Once on the bike I knew I was in for a good day, I flew down the first stretch of the course blowing by a ton of people who had come out of the water before me. The course was perfectly suited for my riding style, mostly flat, some technical turns and 2 very small inclines - "hills" I could just power over. 3/4 of the way through the first lap I realized I was on pace to ride the fastest 10 miles I ever had and finished the first 12.75 mile loop in 34 minutes - by far the best I had ever ridden in a race.
The second lap was a bit more crowded as people who went off in an earlier swim wave were now on their first lap of the bike course. Thankfully the crits I've been racing prepared me to move in a pack as I nimbly weaved around people avoiding any drafting and maintaining my speed. Throughout the entire bike I believe I was only passed 3 times (all by discs) and ended up negative splitting the bike leg! My second lap I did in just about 33 minutes for a 25.5 mile time of 1 hour 7 minutes and 35 seconds for an average pace of 22.6 mph or 102nd best in the race! I could not be happier with how I performed on the bike; I've been working incredibly hard to have a solid race day performance and it finally happened now if only the transition after the bike didn't take me 3 minutes and 44 seconds (only about 30 people were slower than me!)
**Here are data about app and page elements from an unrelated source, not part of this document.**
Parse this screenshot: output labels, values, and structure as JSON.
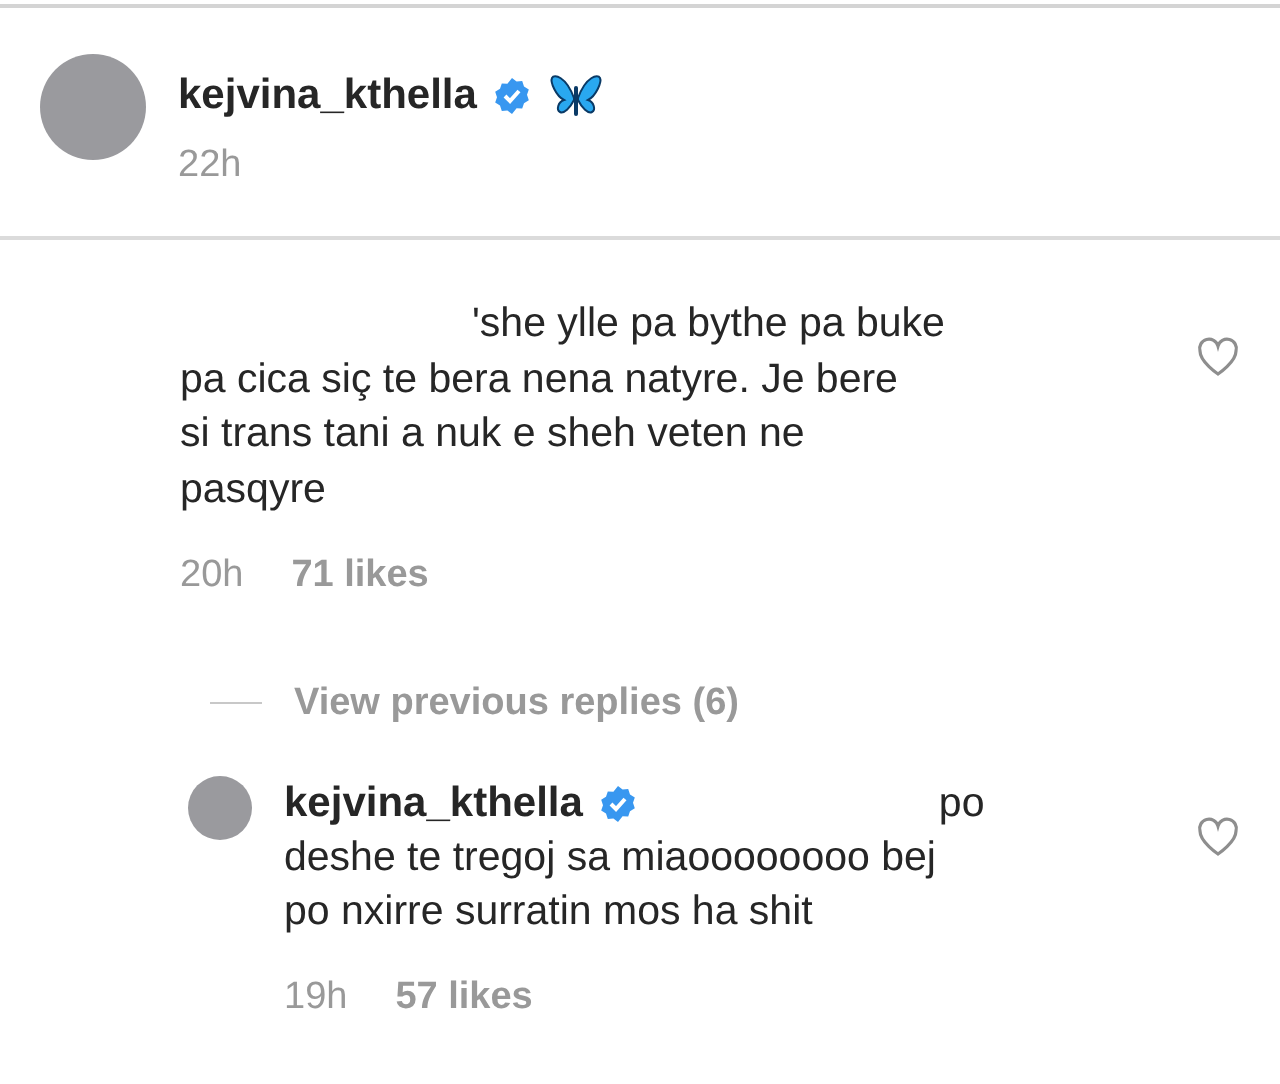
{
  "post": {
    "username": "kejvina_kthella",
    "verified": true,
    "time": "22h"
  },
  "comment": {
    "text": "'she ylle pa bythe pa buke\npa cica siç te bera nena natyre. Je bere\nsi trans tani a nuk e sheh veten ne\npasqyre",
    "time": "20h",
    "likes": "71 likes",
    "liked": false
  },
  "view_replies": "View previous replies (6)",
  "reply": {
    "username": "kejvina_kthella",
    "verified": true,
    "text_first_line": "po",
    "text": "deshe te tregoj sa miaoooooooo bej\npo nxirre surratin mos ha shit",
    "time": "19h",
    "likes": "57 likes",
    "liked": false
  }
}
I'm thinking part of the reason transitions took me so long was the transition volunteer. A 40ish year old guy was the most energetic volunteer I had ever encountered. For each person who came into transition he had a personal message and hardly 10 seconds went by before he would shout some other words of encouragement. At times he did come across as a bit over zealous but really his energy and enthusiasm was awesome; I thanked him as I left transition but honestly I should have given him a hug, the guy is pretty much volunteer of the year!
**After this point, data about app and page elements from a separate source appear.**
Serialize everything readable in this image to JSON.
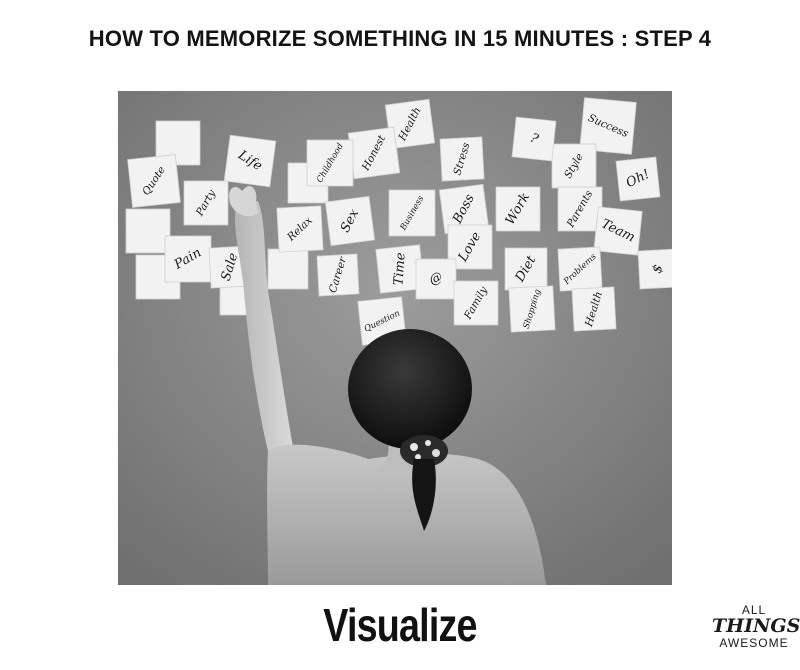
{
  "title": "HOW TO MEMORIZE SOMETHING IN 15 MINUTES : STEP 4",
  "caption": "Visualize",
  "logo": {
    "line1": "ALL",
    "line2": "THINGS",
    "line3": "AWESOME"
  },
  "notes": [
    "Success",
    "Health",
    "Style",
    "?",
    "Stress",
    "Oh!",
    "Honest",
    "Childhood",
    "Life",
    "Quote",
    "Party",
    "Work",
    "Parents",
    "Relax",
    "Sex",
    "Business",
    "Boss",
    "Team",
    "Pain",
    "Sale",
    "Love",
    "Diet",
    "Problems",
    "$",
    "Career",
    "Time",
    "@",
    "Family",
    "Shopping",
    "Health",
    "Question"
  ]
}
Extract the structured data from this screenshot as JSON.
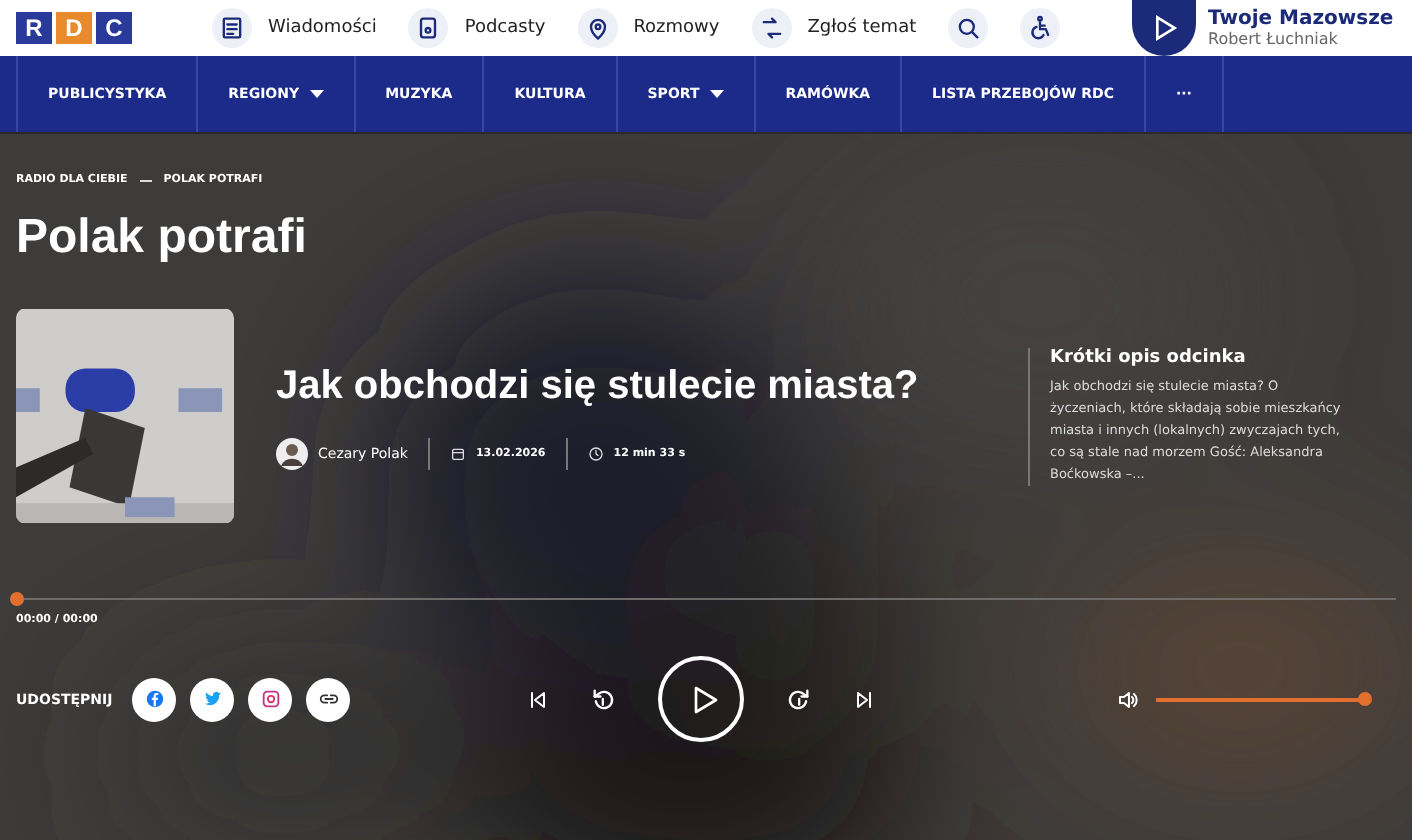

Then it was time for the run... the last time I had run after a bike ride was February or March of 2011 so it had been quite some time and the last time I had run more than 2 miles after a bike ride was July of 2010. So lets just say I was anticipating some pain but thought I was in good enough shape to just power through it. I'm pretty sure thinking was my problem because nothing could have preparred me for how my legs would feel - but first the good part.
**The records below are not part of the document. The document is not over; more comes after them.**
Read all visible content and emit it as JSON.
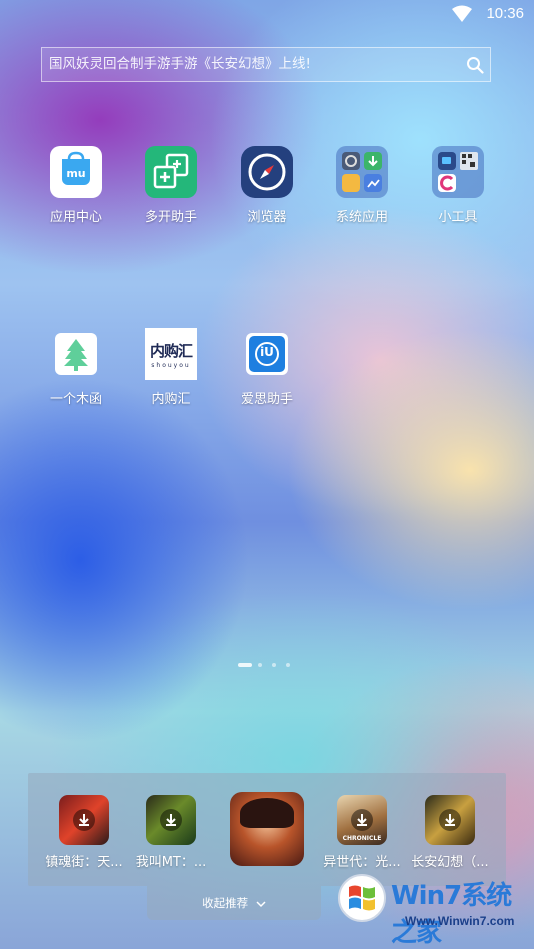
{
  "status": {
    "time": "10:36"
  },
  "search": {
    "text": "国风妖灵回合制手游手游《长安幻想》上线!"
  },
  "apps_row1": [
    {
      "label": "应用中心",
      "icon": "app-store-icon"
    },
    {
      "label": "多开助手",
      "icon": "multi-open-icon"
    },
    {
      "label": "浏览器",
      "icon": "browser-compass-icon"
    },
    {
      "label": "系统应用",
      "icon": "folder-icon"
    },
    {
      "label": "小工具",
      "icon": "folder-icon"
    }
  ],
  "apps_row2": [
    {
      "label": "一个木函",
      "icon": "tree-icon"
    },
    {
      "label": "内购汇",
      "icon": "neigouhui-logo",
      "logo_text": "内购汇",
      "logo_sub": "shouyou"
    },
    {
      "label": "爱思助手",
      "icon": "i4-logo-icon",
      "logo_text": "iU"
    }
  ],
  "recommend": {
    "games": [
      {
        "label": "镇魂街：天..."
      },
      {
        "label": "我叫MT：..."
      },
      {
        "label": ""
      },
      {
        "label": "异世代：光..."
      },
      {
        "label": "长安幻想（..."
      }
    ],
    "collapse_label": "收起推荐",
    "chronicle_text": "CHRONICLE"
  },
  "watermark": {
    "brand": "Win7系统之家",
    "url": "Www.Winwin7.com"
  },
  "colors": {
    "accent": "#2a7ad8",
    "green": "#2bb673",
    "navy": "#23407a"
  }
}
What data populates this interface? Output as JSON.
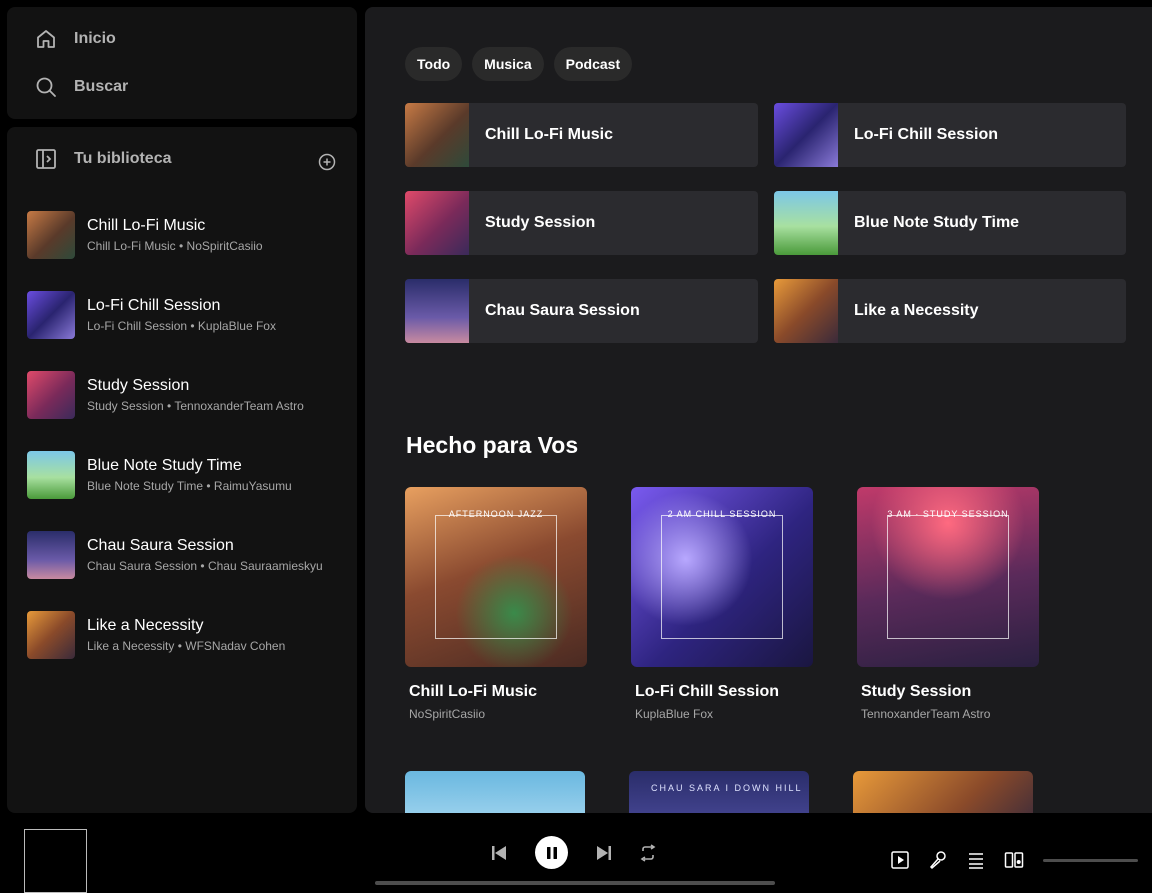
{
  "nav": {
    "home": "Inicio",
    "search": "Buscar"
  },
  "library": {
    "title": "Tu biblioteca",
    "items": [
      {
        "title": "Chill Lo-Fi Music",
        "subtitle": "Chill Lo-Fi Music • NoSpiritCasiio"
      },
      {
        "title": "Lo-Fi Chill Session",
        "subtitle": "Lo-Fi Chill Session • KuplaBlue Fox"
      },
      {
        "title": "Study Session",
        "subtitle": "Study Session • TennoxanderTeam Astro"
      },
      {
        "title": "Blue Note Study Time",
        "subtitle": "Blue Note Study Time • RaimuYasumu"
      },
      {
        "title": "Chau Saura Session",
        "subtitle": "Chau Saura Session • Chau Sauraamieskyu"
      },
      {
        "title": "Like a Necessity",
        "subtitle": "Like a Necessity • WFSNadav Cohen"
      }
    ]
  },
  "filters": [
    "Todo",
    "Musica",
    "Podcast"
  ],
  "quick": [
    "Chill Lo-Fi Music",
    "Lo-Fi Chill Session",
    "Study Session",
    "Blue Note Study Time",
    "Chau Saura Session",
    "Like a Necessity"
  ],
  "made_for_you": {
    "title": "Hecho para Vos",
    "cards": [
      {
        "name": "Chill Lo-Fi Music",
        "artists": "NoSpiritCasiio",
        "art_text": "AFTERNOON JAZZ"
      },
      {
        "name": "Lo-Fi Chill Session",
        "artists": "KuplaBlue Fox",
        "art_text": "2 AM CHILL SESSION"
      },
      {
        "name": "Study Session",
        "artists": "TennoxanderTeam Astro",
        "art_text": "3 AM · STUDY SESSION"
      }
    ],
    "next_row_art_texts": [
      "",
      "CHAU SARA  I DOWN HILL",
      ""
    ]
  },
  "colors": {
    "accent": "#ffffff",
    "panel": "#121212",
    "main_bg": "#1b1b1d",
    "tile_bg": "#2b2b2f"
  }
}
For the first 3.2 miles with tired legs I was rocking my run, the first 3 miles ticked off in just under 26 minutes about 90 seconds slower than I had hoped for but well within range of having an incredibly solid run. My plan was to run for the first 4 miles of the race and then walk as I drank water at the mile 4 aid station. At the mile 3.3 aid station that plan fell apart as I could no longer hold out for water and my walk started .7 miles early. Once I slowed the legs down they had no desire to speed back up and I was stuck for the next 2.7 miles of the race stuck somewhere between a fat man shuffle and a walk. While the first 3.2 miles took me 26 minutes the next 2.9 miles took me 45 minutes! My legs had never been so tired or mad at me before, but I finished.
With legs screaming and barely able to keep my head up anymore I finished the race with a smile on my face. I was so incredibly happy to simply just race and have fun, not worry about a time and enjoy everything the day had to offer. I gave Katie a quick thumbs up as I shuffled down the shoot knowing that all the work I've done in the past 4 - 5 months to get my blood sugars back under control, my weight back below 190 and a renewed focus on everything is paying off. It was a hell of a race and a tremendously fun day but the moral of the story is do some bricks before you hop back into tris or your legs will still be killing you 3 days later!